How do brain mechanisms develop from childhood to adulthood? There is extensive debate if brain development is due to pruning of excess neurons, synapses, and connections, leading to reduction of responses to irrelevant stimuli, or if development is associated with growth of dendritic arbors, synapses, and myelination leading to increased responses and selectivity to relevant stimuli. Our research addresses this central debate using cutting edge multimodal imaging, obtaining multiple measurements of brain function using functional magnetic resonance imaging (fMRI), and brain anatomy using quantitative MRI (qMRI) and diffusion MRI (dMRI) in each of 27 children (ages 5-12) and 30 adults (ages 22-28). We use the face recognition system as a model system to study brain development as it is a well understood cortical system that shows particularly protracted development throughout childhood and adolescence, into adulthood.
Both functional and anatomical measurements provide compelling empirical evidence supporting the growth hypothesis. Functionally, results reveal (1) age-related increases in the size of face-selective regions, (2) age-related increases in responsiveness and selectivity to faces, and (3) a developmental increase in neural sensitivity to face identity, which is correlated with an increase in perceptual discriminability of faces.

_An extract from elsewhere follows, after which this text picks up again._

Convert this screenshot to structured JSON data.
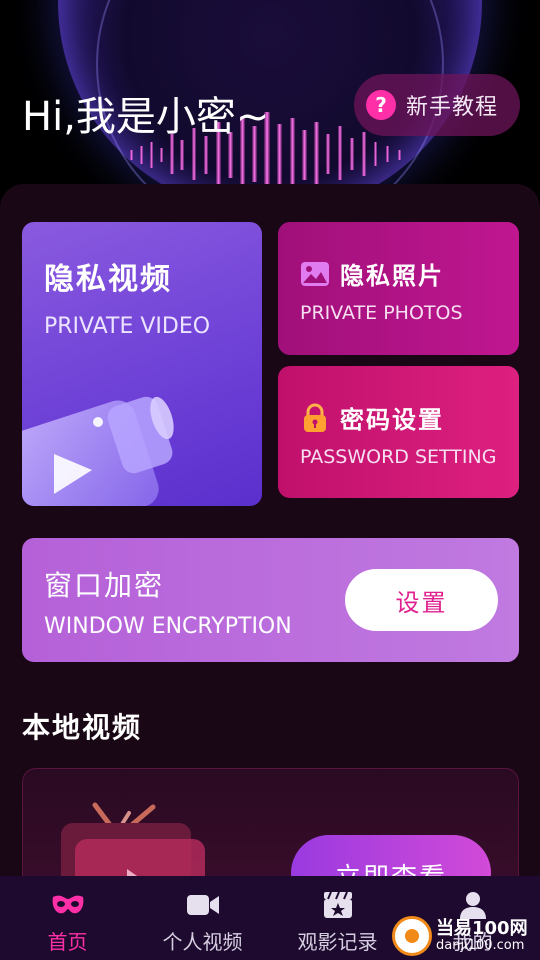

Importantly, this development is specific, occurring in face- but not object- and place-selective regions and cannot be explained by differences in data quality or measurement noise across age groups. Anatomically, we find (1) age-related decreases in T1 relaxation that are associated with increases in macromolecular tissue volume in face- but not place-selective regions, which we validate in histological slices of postmortem brains, (2) this tissue development is correlated with specific increases in functional selectivity to faces, as well as improvements in face recognition, and (3) the largest developmental decreases in both T1 relaxation and mean diffusivity occur close to the gray-white matter boundary of face-selective regions, suggesting that in addition to dendritic complexification increased myelination may contribute to tissue growth. Together, these data suggest a new model by which emergent brain function and behavior during childhood result from cortical tissue growth rather than from pruning.